Pittsburgh — At the time Dan Iddings opened the doors of Classic Lines Bookstore in Pittsburgh’s Squirrel Hill neighborhood last year, his greatest fear was that the technologies that ate up some of his largest competitors would swallow his business whole.
“I had this fear that I would be the Amazon showroom — that people would look at our selection of products, then go buy them on Amazon,” he said.
Six months in, Iddings said he has seen his share of comparison shoppers, but they’re far outnumbered by customers seeking literary refuge following the 2009 loss of the neighborhood Barnes & Noble bookstore.
“People understand that there’s only one way to keep a bookstore in the neighborhood — that’s to buy the books,” he said.
The digitization of literature and Amazon-ification of book sales that rattled the publishing industry in the mid-2000s has settled into a moment of stability for independent bookstores primed and ready to fill voids left by the 2011 bankruptcy of Borders books and the closings of several Barnes & Noble locations in the area.
Borders — the second largest bookseller in the nation at the time of its demise — pointed to Web-based retail and a shift toward digital downloads as primary causes for its bankruptcy and subsequent liquidation of more than 400 stores. The Michigan company, which outsourced its online sales to Amazon.com in 2001 before suspending that deal in favor of its own website in 2008, also cited a failure to respond quickly to market changes. In October 2011, Barnes & Noble, the nation’s largest bookseller, took over Borders’ brand name and website in a $13.9 million deal.
In Pittsburgh — where the loss of Borders stores came painfully close to Barnes & Noble closures — independent bookstores that had survived years in the shadows of the giants became landmarks of familiarity for bookworms seeking new haunts to call their own.
They also became windows of opportunity for bibliophiles with lifelong dreams of opening their own stores.
Iddings noted that three community bookstores had closed around the time that Barnes & Noble entered Squirrel Hill, but he pointed out that his store and used bookseller Amazing Books have popped up in the neighborhood in the last two years.
Squirrel Hill isn’t alone.
The suburb of Sewickley’s Penguin Bookshop, which has been a community institution since 1929, was sold to community resident Susan Hans O’Conner last year, and Mystery Lover’s Bookshop in the suburb of Oakmont was recently purchased by hometown native Natalie Sacco and her husband, Trevor Thomas.
Sacco, who grew up blocks away from the store, said she heard it was up for sale around Christmas and immediately devised a plan to transplant her family from Cleveland to get into the business of books.
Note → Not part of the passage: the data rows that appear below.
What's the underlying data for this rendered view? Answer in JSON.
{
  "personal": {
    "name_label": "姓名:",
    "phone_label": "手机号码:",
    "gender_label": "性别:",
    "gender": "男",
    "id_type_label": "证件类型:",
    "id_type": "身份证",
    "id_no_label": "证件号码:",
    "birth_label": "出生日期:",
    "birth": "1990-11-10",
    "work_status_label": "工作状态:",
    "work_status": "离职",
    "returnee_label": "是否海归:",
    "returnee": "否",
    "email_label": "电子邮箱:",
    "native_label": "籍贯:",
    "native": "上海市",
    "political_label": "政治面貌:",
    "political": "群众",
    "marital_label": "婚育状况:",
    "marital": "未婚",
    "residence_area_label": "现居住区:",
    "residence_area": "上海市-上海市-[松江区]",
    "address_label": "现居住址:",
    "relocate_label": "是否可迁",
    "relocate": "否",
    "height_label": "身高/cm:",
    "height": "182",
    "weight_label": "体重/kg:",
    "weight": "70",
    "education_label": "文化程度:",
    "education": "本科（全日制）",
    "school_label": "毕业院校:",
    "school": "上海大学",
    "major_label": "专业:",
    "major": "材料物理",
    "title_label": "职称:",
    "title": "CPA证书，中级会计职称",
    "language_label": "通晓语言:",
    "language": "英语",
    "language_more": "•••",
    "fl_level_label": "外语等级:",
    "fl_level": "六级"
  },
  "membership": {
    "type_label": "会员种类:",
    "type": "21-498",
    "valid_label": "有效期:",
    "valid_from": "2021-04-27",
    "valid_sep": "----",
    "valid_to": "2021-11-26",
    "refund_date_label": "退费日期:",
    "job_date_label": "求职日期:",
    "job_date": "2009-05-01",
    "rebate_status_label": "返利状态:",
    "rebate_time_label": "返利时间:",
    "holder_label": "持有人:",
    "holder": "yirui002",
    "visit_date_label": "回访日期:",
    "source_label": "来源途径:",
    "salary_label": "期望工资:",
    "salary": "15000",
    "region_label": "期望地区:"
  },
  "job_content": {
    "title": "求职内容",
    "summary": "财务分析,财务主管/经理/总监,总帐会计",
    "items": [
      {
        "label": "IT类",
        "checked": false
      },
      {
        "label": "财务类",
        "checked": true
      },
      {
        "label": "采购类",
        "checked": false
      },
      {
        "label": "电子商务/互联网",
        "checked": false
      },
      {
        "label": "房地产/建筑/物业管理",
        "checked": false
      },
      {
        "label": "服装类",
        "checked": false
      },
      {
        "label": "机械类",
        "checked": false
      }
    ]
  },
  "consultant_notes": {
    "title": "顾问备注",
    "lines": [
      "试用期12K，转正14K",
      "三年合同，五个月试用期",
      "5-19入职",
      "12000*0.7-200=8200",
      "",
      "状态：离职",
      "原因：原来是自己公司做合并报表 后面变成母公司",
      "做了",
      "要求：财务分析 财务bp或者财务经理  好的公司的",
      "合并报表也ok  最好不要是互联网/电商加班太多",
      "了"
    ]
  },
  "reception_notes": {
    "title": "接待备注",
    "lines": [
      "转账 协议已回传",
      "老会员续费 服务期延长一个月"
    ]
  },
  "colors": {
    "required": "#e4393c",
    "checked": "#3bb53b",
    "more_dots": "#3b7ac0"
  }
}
After connecting with owner Laurie Stephens, a deal for an undisclosed figure (“Much less than what it’s worth!” interjected Stephens with a chuckle) was struck.
Sacco said not much at the Mystery Lover’s Bookshop will change physically.
The checkerboard linoleum floors and the red table and chair set will stay. The emphasis on mystery, live readings by authors and the section carved out for Pittsburgh authors have been grandfathered in.
The biggest changes will come in the form of new graphic novels and titles by small independent publishers, a revamped website, an extended social media presence and possibly a section selling vinyl albums.
And the couple is hoping to double down on offerings such as community events, book clubs and other opportunities to team up with other local small business owners.
Pablo Fierro and Amanda Johnson, members of the group that owns the Big Idea Cooperative Bookstore and Cafe in the Pittsburgh neighborhood of Bloomfield, said capitalizing on independent bookstores’ reputations as community meeting spaces has been one of their store’s greatest advantages.
Billed as a space for “multicultural, women-positive, queer-positive, class-conscious, anti-militaristic” literature among other things, Johnson said the space regularly hosts events for groups tied to alternative political movements or fringe causes.
It’s that sense of community — the idea that an individual can find his or her people among aisles of mysteries and biographies — that would have been the greatest loss if predictions of the printed book’s demise had unfolded the way some prognosticators said it would, said Thomas.
“You don’t really understand until it’s gone,” he said. “Just like independent record stores, you’re not just buying records. You’re there to exchange ideas with other people, have conversations. It’s those ideas that spark an interest in certain other things, and if you don’t have a place to exchange those ideas, who knows what you’ve lost.”
If a digital takeover of books and the independent bookstore is coming, Iddings said it’s far from imminent.
“I don’t have to worry about that because I won’t be here that long. And I plan to be here a long time,” he said with a hearty laugh.